So, for golf mats, we can use rubber golf tees that rested flat on the mat. Or, if you want to use your regular tees, you can use a tee holder where you can insert your regular tees on the cross-shaped hole.
It is worth noting that some golf mats (especially the premium ones) do offer the ability to use regular tees. Avoid golf mats that offer fixed tee that can’t be adjusted. You will need different tee height with different clubs for proper practice.
How can I make sure to practice properly with my new golf mat?
To truly answer this question, we should first understand the main differences between synthetic golf mats and playing on real grass. Even the very best of golf mats with the best material and construction won’t be able to perfectly emulate the feel, sensation, and feedback a natural grass can provide.
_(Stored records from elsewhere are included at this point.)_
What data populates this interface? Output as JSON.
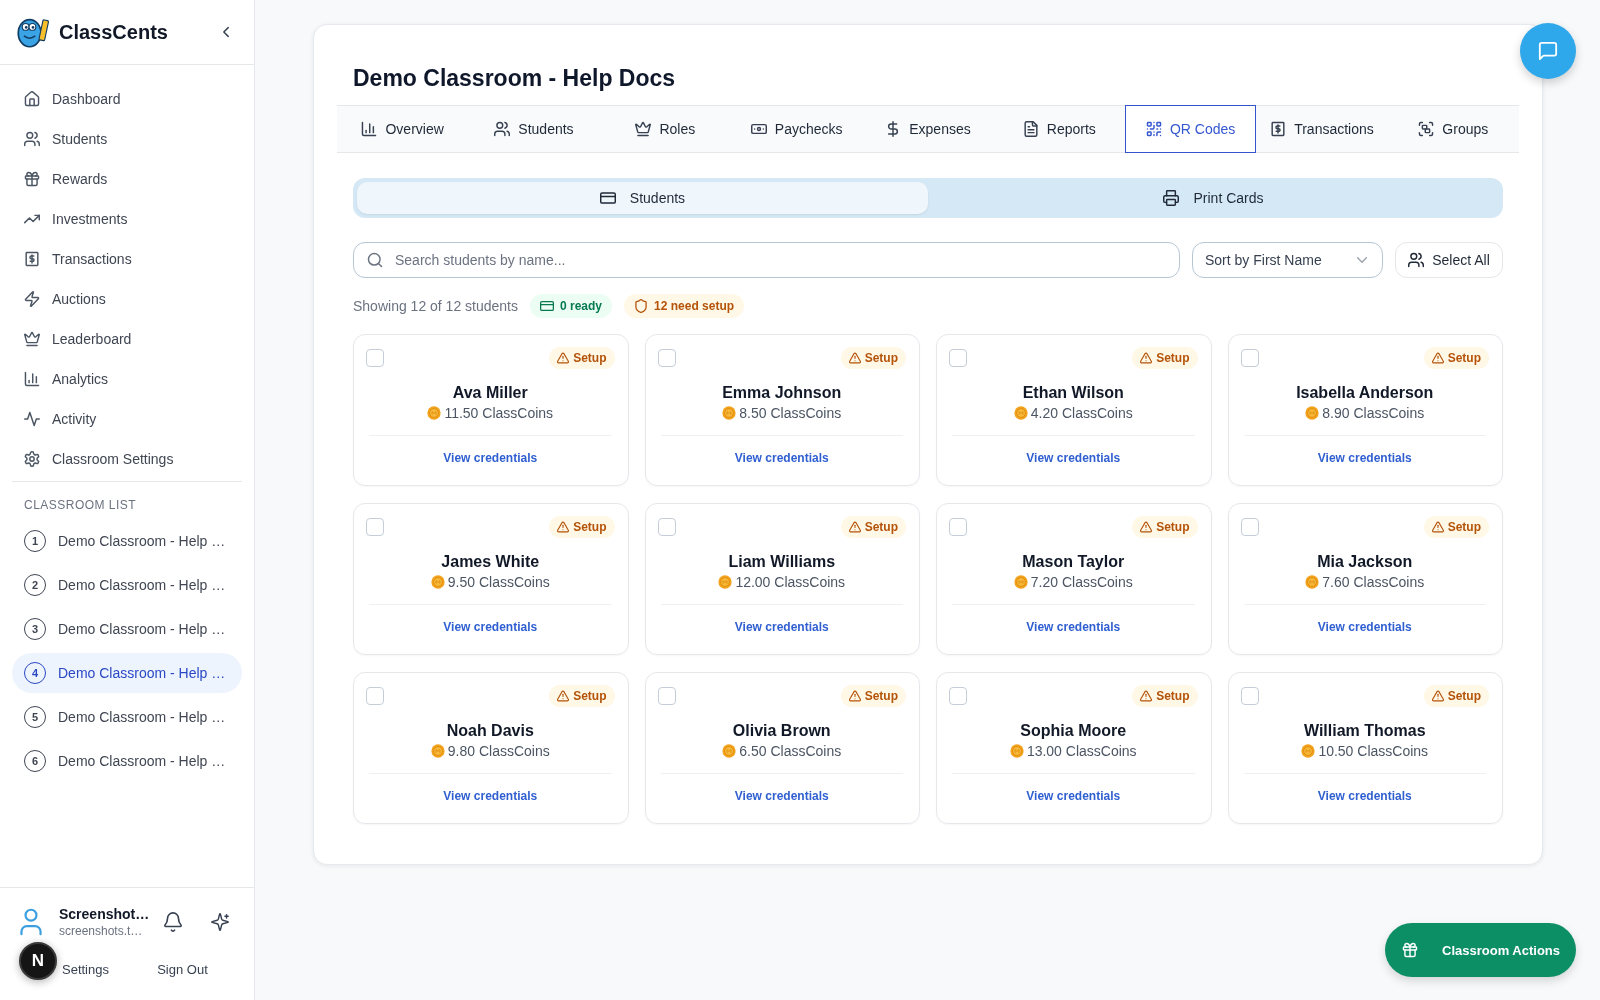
{
  "sidebar": {
    "brand": "ClassCents",
    "nav": [
      {
        "label": "Dashboard"
      },
      {
        "label": "Students"
      },
      {
        "label": "Rewards"
      },
      {
        "label": "Investments"
      },
      {
        "label": "Transactions"
      },
      {
        "label": "Auctions"
      },
      {
        "label": "Leaderboard"
      },
      {
        "label": "Analytics"
      },
      {
        "label": "Activity"
      },
      {
        "label": "Classroom Settings"
      }
    ],
    "section_title": "CLASSROOM LIST",
    "classrooms": [
      {
        "number": "1",
        "name": "Demo Classroom - Help …",
        "selected": false
      },
      {
        "number": "2",
        "name": "Demo Classroom - Help …",
        "selected": false
      },
      {
        "number": "3",
        "name": "Demo Classroom - Help …",
        "selected": false
      },
      {
        "number": "4",
        "name": "Demo Classroom - Help …",
        "selected": true
      },
      {
        "number": "5",
        "name": "Demo Classroom - Help …",
        "selected": false
      },
      {
        "number": "6",
        "name": "Demo Classroom - Help …",
        "selected": false
      }
    ],
    "user": {
      "name": "Screenshot…",
      "email": "screenshots.t…"
    },
    "footer_links": [
      "Settings",
      "Sign Out"
    ]
  },
  "dev_indicator": {
    "label": "N"
  },
  "page": {
    "title": "Demo Classroom - Help Docs"
  },
  "tabs": [
    {
      "label": "Overview",
      "selected": false
    },
    {
      "label": "Students",
      "selected": false
    },
    {
      "label": "Roles",
      "selected": false
    },
    {
      "label": "Paychecks",
      "selected": false
    },
    {
      "label": "Expenses",
      "selected": false
    },
    {
      "label": "Reports",
      "selected": false
    },
    {
      "label": "QR Codes",
      "selected": true
    },
    {
      "label": "Transactions",
      "selected": false
    },
    {
      "label": "Groups",
      "selected": false
    }
  ],
  "view_toggle": [
    {
      "label": "Students",
      "selected": true
    },
    {
      "label": "Print Cards",
      "selected": false
    }
  ],
  "toolbar": {
    "search": {
      "placeholder": "Search students by name..."
    },
    "sort": {
      "value": "Sort by First Name"
    },
    "select_all": "Select All"
  },
  "summary": {
    "text": "Showing 12 of 12 students",
    "badges": [
      {
        "kind": "ready",
        "label": "0 ready"
      },
      {
        "kind": "setup",
        "label": "12 need setup"
      }
    ]
  },
  "students": [
    {
      "name": "Ava Miller",
      "balance": "11.50 ClassCoins",
      "status": "Setup",
      "checked": false,
      "link": "View credentials"
    },
    {
      "name": "Emma Johnson",
      "balance": "8.50 ClassCoins",
      "status": "Setup",
      "checked": false,
      "link": "View credentials"
    },
    {
      "name": "Ethan Wilson",
      "balance": "4.20 ClassCoins",
      "status": "Setup",
      "checked": false,
      "link": "View credentials"
    },
    {
      "name": "Isabella Anderson",
      "balance": "8.90 ClassCoins",
      "status": "Setup",
      "checked": false,
      "link": "View credentials"
    },
    {
      "name": "James White",
      "balance": "9.50 ClassCoins",
      "status": "Setup",
      "checked": false,
      "link": "View credentials"
    },
    {
      "name": "Liam Williams",
      "balance": "12.00 ClassCoins",
      "status": "Setup",
      "checked": false,
      "link": "View credentials"
    },
    {
      "name": "Mason Taylor",
      "balance": "7.20 ClassCoins",
      "status": "Setup",
      "checked": false,
      "link": "View credentials"
    },
    {
      "name": "Mia Jackson",
      "balance": "7.60 ClassCoins",
      "status": "Setup",
      "checked": false,
      "link": "View credentials"
    },
    {
      "name": "Noah Davis",
      "balance": "9.80 ClassCoins",
      "status": "Setup",
      "checked": false,
      "link": "View credentials"
    },
    {
      "name": "Olivia Brown",
      "balance": "6.50 ClassCoins",
      "status": "Setup",
      "checked": false,
      "link": "View credentials"
    },
    {
      "name": "Sophia Moore",
      "balance": "13.00 ClassCoins",
      "status": "Setup",
      "checked": false,
      "link": "View credentials"
    },
    {
      "name": "William Thomas",
      "balance": "10.50 ClassCoins",
      "status": "Setup",
      "checked": false,
      "link": "View credentials"
    }
  ],
  "actions_button": {
    "label": "Classroom Actions"
  }
}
So, there are several disadvantages of playing on a mat:
- First, the club will bounce and slide more into the ball on a golf mat, especially on a big swing. As a result, this can create a solid strike when you shouldn’t, masking the error and hindering your progress.
- If the golf mat is not maintained properly, a damaged surface can lead to elbows, hands, and shoulders injury.
With those two main considerations in mind, here are some tips to make the most of your practice sessions on a golf mat:
- Have the right mindset: you can not fully trust precise and accurate distance when hitting off golf mats. Aim to achieve even more than your usual standard to avoid the illusion of satisfaction.
- Since the golf mat surface is generally more slippery than natural grass, wear shoes with more traction. This way, you can prevent your feet from twisting or rotating during a swing, which might affect your ‘real’ swing on the course.
- Some golf mats feature a built-in stationary tee that can’t be adjusted. In most cases, the tee height is too short for a driver and yet too long for fairway woods, irons, and hybrids. Opt for a golf mat where you can replace the tee, and use the correct height depending on your club.
- You might need to adjust your swing with your short irons. Generally, you will need to adjust to a sweeping swing rather than hitting sharply down with your short irons. You might want to skip the short irons entirely to avoid building bad swinging habits.
- Regularly maintain your golf mat, and if you feel the surface is now too firm, consider getting a replacement to avoid injuries, club damages, and bad swinging habits.